Solenoid valves were developed in the early 20th century and gained popularity with the advancement of electrical control systems. They are commonly used in automation and fluid control applications, such as irrigation systems, refrigeration systems, and industrial machinery, where remote operation and quick response are desired.
Modern advancements in valve technology
In the modern era, valves have continued to evolve to meet the ever-expanding demands of diverse industries. Valves are now categorized based on nominal pressure, operating temperature, and driving mechanism. From vacuum valves to ultra-high-pressure valves, from standard temperature valves to high-temperature valves, manufacturers have designed valves to meet specific operational requirements. Materials play a vital role, with various metals like cast iron, cast copper, steel, alloys, and stainless steel being selected based on factors such as fluid characteristics, pressure, and temperature. Advancements in polymer technology have also resulted in the extensive use of plastics in valves, offering superior performance and resilience.
Future valve development
Looking ahead, the valve industry continues to push the boundaries of innovation. Efforts are underway to broaden product specifications, introducing energy-saving, labor-saving, and self-control valves. Systems will be upgraded, incorporating new technologies and methods to enhance valve longevity. Specialized valves, including those designed for liquid oxygen, cryogenic fluids, vacuum applications, nuclear environments, and safety measures, will most likely become more prevalent. The future promises exciting developments in valve automation and remote control, as well as program-controlled systems.
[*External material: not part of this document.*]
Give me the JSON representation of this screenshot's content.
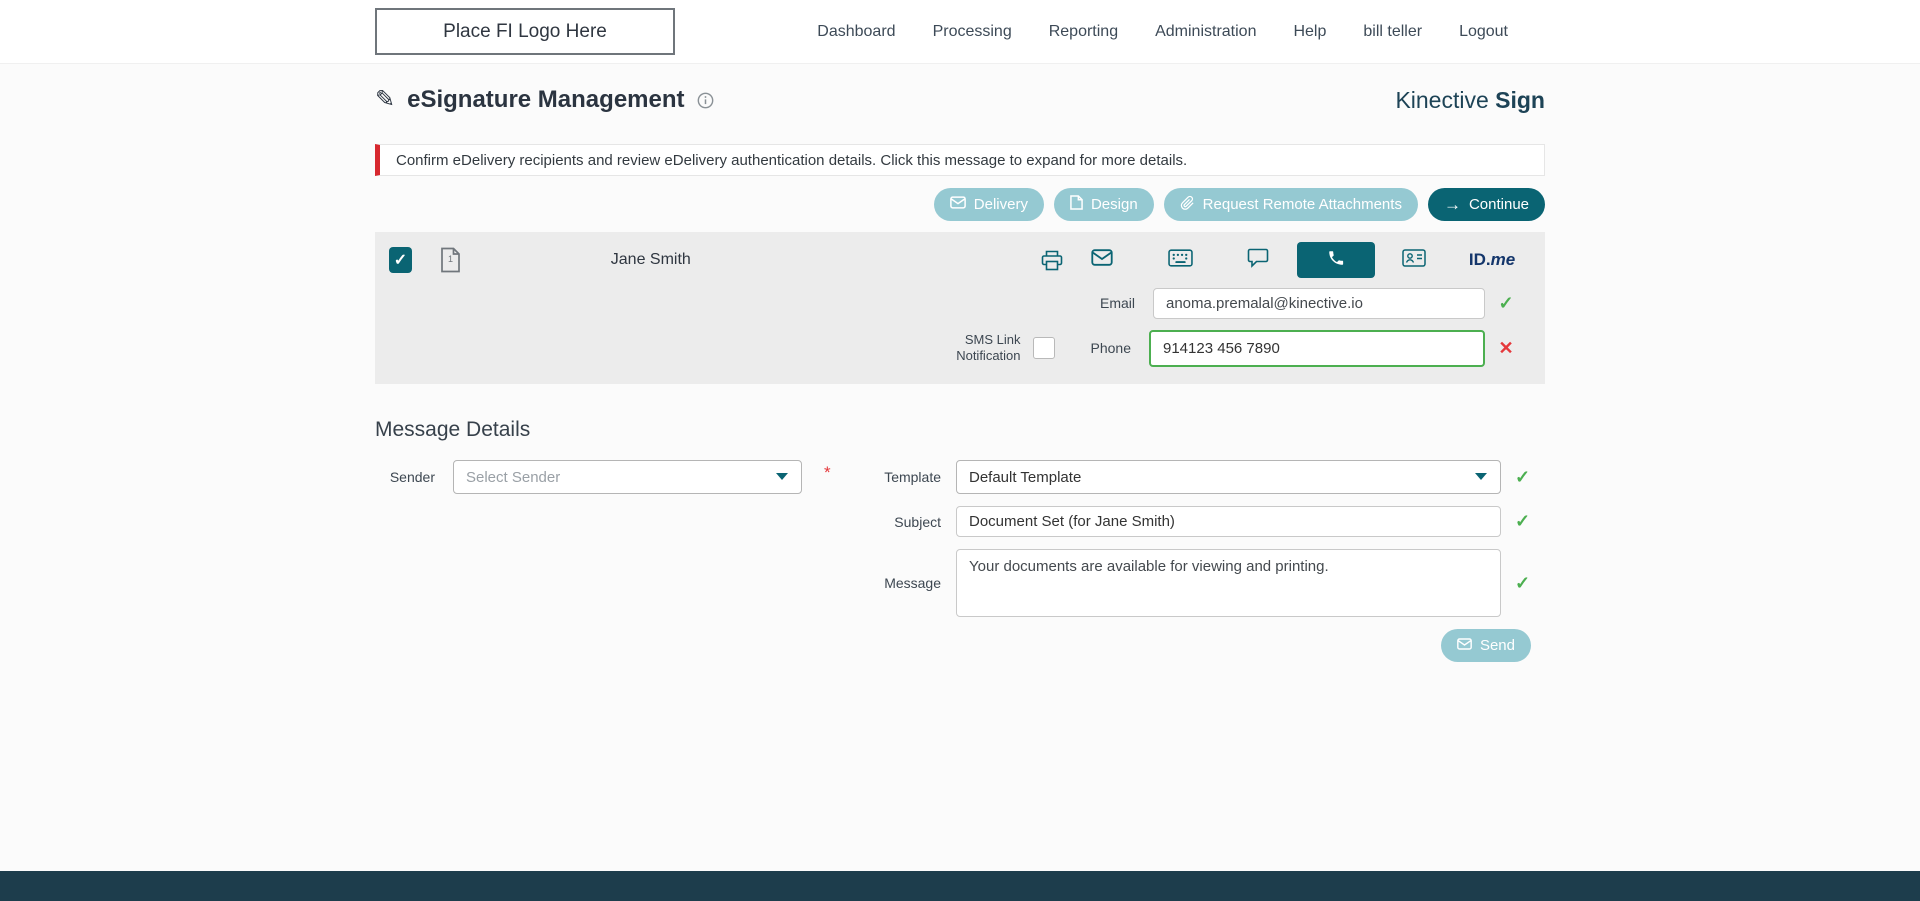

Valves, those unassuming devices silently regulating fluid flows, have an incredible impact on our lives whether we are aware of it or not. From the humble origins of bamboo pipes and cork valves to the advanced materials and technologies of the present, valves have transformed into indispensable components of machinery and infrastructure and have defined our modern society. So the next time you pour yourself a glass of water take a moment to acknowledge and appreciate the ingenuity and versatility of valves, the unsung heroes silently facilitating the smooth operation of countless processes, always ensuring safety, efficiency, and control in the vast world of fluid dynamics, as they keep working hard to ensure the modern world as we know it keeps functioning smoothly!